Show all lines containing "cpuid" from the data below.
Top of EXCERPTED RECORDS
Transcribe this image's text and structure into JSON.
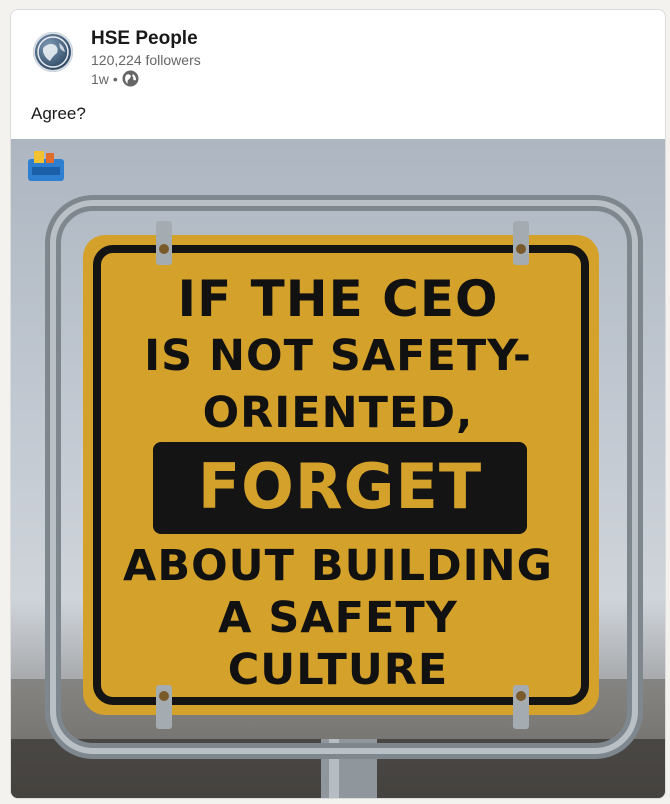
{
  "post": {
    "author": "HSE People",
    "followers": "120,224 followers",
    "time": "1w",
    "separator": "•",
    "visibility_icon": "globe-icon",
    "text": "Agree?"
  },
  "sign": {
    "line1": "IF THE CEO",
    "line2": "IS NOT SAFETY-",
    "line3": "ORIENTED,",
    "emphasis": "FORGET",
    "line5": "ABOUT BUILDING",
    "line6": "A SAFETY",
    "line7": "CULTURE"
  },
  "colors": {
    "sign_yellow": "#d4a12b",
    "sign_black": "#141414",
    "frame_metal": "#9aa3ab"
  }
}
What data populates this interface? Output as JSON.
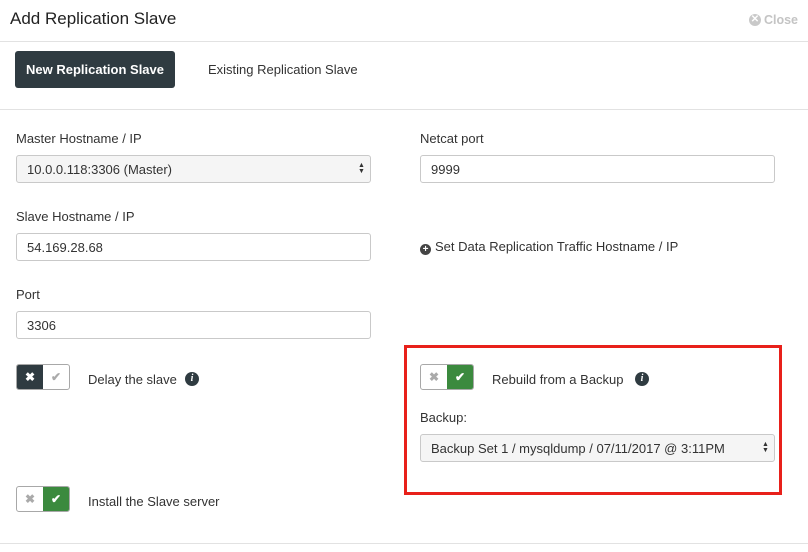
{
  "dialog": {
    "title": "Add Replication Slave",
    "close_label": "Close"
  },
  "tabs": [
    {
      "label": "New Replication Slave",
      "active": true
    },
    {
      "label": "Existing Replication Slave",
      "active": false
    }
  ],
  "form": {
    "master_hostname": {
      "label": "Master Hostname / IP",
      "value": "10.0.0.118:3306 (Master)"
    },
    "netcat_port": {
      "label": "Netcat port",
      "value": "9999"
    },
    "slave_hostname": {
      "label": "Slave Hostname / IP",
      "value": "54.169.28.68"
    },
    "set_traffic_link": "Set Data Replication Traffic Hostname / IP",
    "port": {
      "label": "Port",
      "value": "3306"
    },
    "delay_slave": {
      "label": "Delay the slave",
      "enabled": false
    },
    "rebuild_backup": {
      "label": "Rebuild from a Backup",
      "enabled": true
    },
    "backup": {
      "label": "Backup:",
      "value": "Backup Set 1 / mysqldump / 07/11/2017 @ 3:11PM"
    },
    "install_slave": {
      "label": "Install the Slave server",
      "enabled": true
    }
  },
  "colors": {
    "accent_dark": "#2f3b41",
    "toggle_on": "#3b8a3e",
    "highlight": "#e8201a"
  },
  "icons": {
    "close": "close-circle-icon",
    "info": "info-icon",
    "plus": "plus-circle-icon",
    "check": "check-icon",
    "times": "times-icon"
  }
}
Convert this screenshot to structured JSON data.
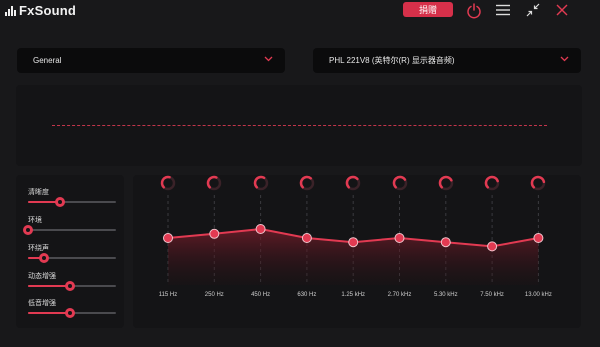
{
  "app": {
    "title": "FxSound"
  },
  "titlebar": {
    "sponsor_label": "捐赠",
    "power_icon": "power-icon",
    "menu_icon": "hamburger-menu-icon",
    "minimize_icon": "collapse-arrows-icon",
    "close_icon": "close-icon"
  },
  "preset": {
    "value": "General"
  },
  "output_device": {
    "value": "PHL 221V8 (英特尔(R) 显示器音频)"
  },
  "effects": [
    {
      "label": "清晰度",
      "level": 0.36
    },
    {
      "label": "环境",
      "level": 0.0
    },
    {
      "label": "环绕声",
      "level": 0.18
    },
    {
      "label": "动态增强",
      "level": 0.48
    },
    {
      "label": "低音增强",
      "level": 0.48
    }
  ],
  "equalizer": {
    "bands": [
      {
        "freq": "115 Hz",
        "gain": 0.0
      },
      {
        "freq": "250 Hz",
        "gain": 0.35
      },
      {
        "freq": "450 Hz",
        "gain": 0.75
      },
      {
        "freq": "630 Hz",
        "gain": 0.0
      },
      {
        "freq": "1.25 kHz",
        "gain": -0.35
      },
      {
        "freq": "2.70 kHz",
        "gain": 0.0
      },
      {
        "freq": "5.30 kHz",
        "gain": -0.35
      },
      {
        "freq": "7.50 kHz",
        "gain": -0.7
      },
      {
        "freq": "13.00 kHz",
        "gain": 0.0
      }
    ]
  },
  "colors": {
    "accent": "#e23a52",
    "background": "#18181a",
    "panel": "#141416"
  }
}
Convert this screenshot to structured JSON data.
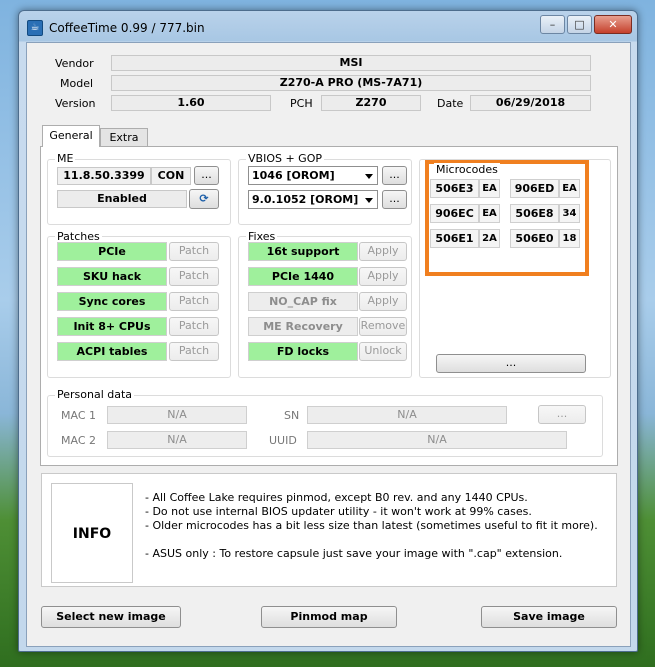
{
  "window": {
    "title": "CoffeeTime 0.99  /  777.bin",
    "icon": "coffee-icon"
  },
  "caption_buttons": {
    "minimize": "–",
    "maximize": "□",
    "close": "✕"
  },
  "header": {
    "vendor_label": "Vendor",
    "vendor": "MSI",
    "model_label": "Model",
    "model": "Z270-A PRO (MS-7A71)",
    "version_label": "Version",
    "version": "1.60",
    "pch_label": "PCH",
    "pch": "Z270",
    "date_label": "Date",
    "date": "06/29/2018"
  },
  "tabs": [
    {
      "label": "General"
    },
    {
      "label": "Extra"
    }
  ],
  "me": {
    "title": "ME",
    "version": "11.8.50.3399",
    "con_label": "CON",
    "more_label": "...",
    "status": "Enabled",
    "refresh_icon": "refresh-icon"
  },
  "vbios": {
    "title": "VBIOS + GOP",
    "vbios_value": "1046 [OROM]",
    "gop_value": "9.0.1052 [OROM]",
    "more_label": "..."
  },
  "microcodes": {
    "title": "Microcodes",
    "items": [
      {
        "cpuid": "506E3",
        "code": "EA"
      },
      {
        "cpuid": "906ED",
        "code": "EA"
      },
      {
        "cpuid": "906EC",
        "code": "EA"
      },
      {
        "cpuid": "506E8",
        "code": "34"
      },
      {
        "cpuid": "506E1",
        "code": "2A"
      },
      {
        "cpuid": "506E0",
        "code": "18"
      }
    ],
    "more_label": "...",
    "highlight_color": "#f07f1f"
  },
  "patches": {
    "title": "Patches",
    "items": [
      {
        "label": "PCIe",
        "action": "Patch"
      },
      {
        "label": "SKU hack",
        "action": "Patch"
      },
      {
        "label": "Sync cores",
        "action": "Patch"
      },
      {
        "label": "Init 8+ CPUs",
        "action": "Patch"
      },
      {
        "label": "ACPI tables",
        "action": "Patch"
      }
    ]
  },
  "fixes": {
    "title": "Fixes",
    "items": [
      {
        "label": "16t support",
        "action": "Apply"
      },
      {
        "label": "PCIe 1440",
        "action": "Apply"
      },
      {
        "label": "NO_CAP fix",
        "action": "Apply"
      },
      {
        "label": "ME Recovery",
        "action": "Remove"
      },
      {
        "label": "FD locks",
        "action": "Unlock"
      }
    ]
  },
  "personal": {
    "title": "Personal data",
    "mac1_label": "MAC 1",
    "mac1": "N/A",
    "mac2_label": "MAC 2",
    "mac2": "N/A",
    "sn_label": "SN",
    "sn": "N/A",
    "uuid_label": "UUID",
    "uuid": "N/A",
    "more_label": "..."
  },
  "info": {
    "title": "INFO",
    "lines": [
      "- All Coffee Lake requires pinmod, except B0 rev. and any 1440 CPUs.",
      "- Do not use internal BIOS updater utility - it won't work at 99% cases.",
      "- Older microcodes has a bit less size than latest (sometimes useful to fit it more).",
      "",
      "- ASUS only : To restore capsule just save your image with \".cap\" extension."
    ]
  },
  "footer": {
    "select_label": "Select new image",
    "pinmod_label": "Pinmod map",
    "save_label": "Save image"
  },
  "colors": {
    "active_green": "#9ff09c",
    "highlight": "#f07f1f"
  }
}
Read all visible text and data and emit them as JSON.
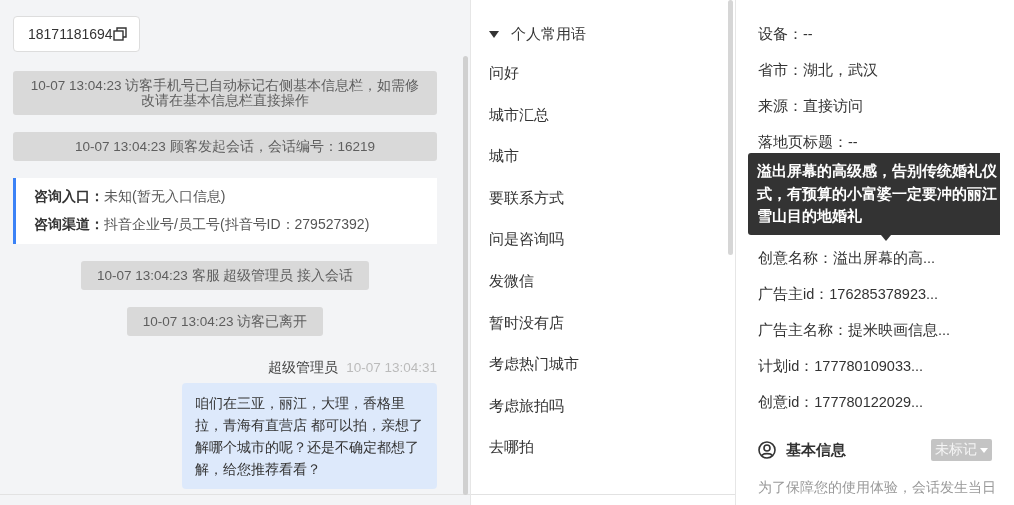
{
  "chat": {
    "phone": "18171181694",
    "events": [
      {
        "kind": "system",
        "text": "10-07 13:04:23 访客手机号已自动标记右侧基本信息栏，如需修改请在基本信息栏直接操作"
      },
      {
        "kind": "system",
        "text": "10-07 13:04:23 顾客发起会话，会话编号：16219"
      },
      {
        "kind": "card",
        "rows": [
          {
            "label": "咨询入口：",
            "value": "未知(暂无入口信息)"
          },
          {
            "label": "咨询渠道：",
            "value": "抖音企业号/员工号(抖音号ID：279527392)"
          }
        ]
      },
      {
        "kind": "system",
        "text": "10-07 13:04:23 客服 超级管理员 接入会话"
      },
      {
        "kind": "system",
        "text": "10-07 13:04:23 访客已离开"
      },
      {
        "kind": "message",
        "sender": "超级管理员",
        "time": "10-07 13:04:31",
        "text": "咱们在三亚，丽江，大理，香格里拉，青海有直营店 都可以拍，亲想了解哪个城市的呢？还是不确定都想了解，给您推荐看看？"
      }
    ]
  },
  "phrases": {
    "group": "个人常用语",
    "expanded": true,
    "items": [
      "问好",
      "城市汇总",
      "城市",
      "要联系方式",
      "问是咨询吗",
      "发微信",
      "暂时没有店",
      "考虑热门城市",
      "考虑旅拍吗",
      "去哪拍"
    ]
  },
  "visitor_info": {
    "fields": [
      {
        "text": "设备：--"
      },
      {
        "text": "省市：湖北，武汉"
      },
      {
        "text": "来源：直接访问"
      },
      {
        "text": "落地页标题：--"
      },
      {
        "text": "创意名称：溢出屏幕的高..."
      },
      {
        "text": "广告主id：176285378923..."
      },
      {
        "text": "广告主名称：提米映画信息..."
      },
      {
        "text": "计划id：177780109033..."
      },
      {
        "text": "创意id：177780122029..."
      }
    ],
    "tooltip": "溢出屏幕的高级感，告别传统婚礼仪式，有预算的小富婆一定要冲的丽江雪山目的地婚礼"
  },
  "basic_info": {
    "title": "基本信息",
    "tag": "未标记",
    "notice": "为了保障您的使用体验，会话发生当日"
  }
}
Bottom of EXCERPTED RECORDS
* [WRITTEN REPLY]:
        "cpuid": "506E3",
        "cpuid": "906ED",
        "cpuid": "906EC",
        "cpuid": "506E8",
        "cpuid": "506E1",
        "cpuid": "506E0",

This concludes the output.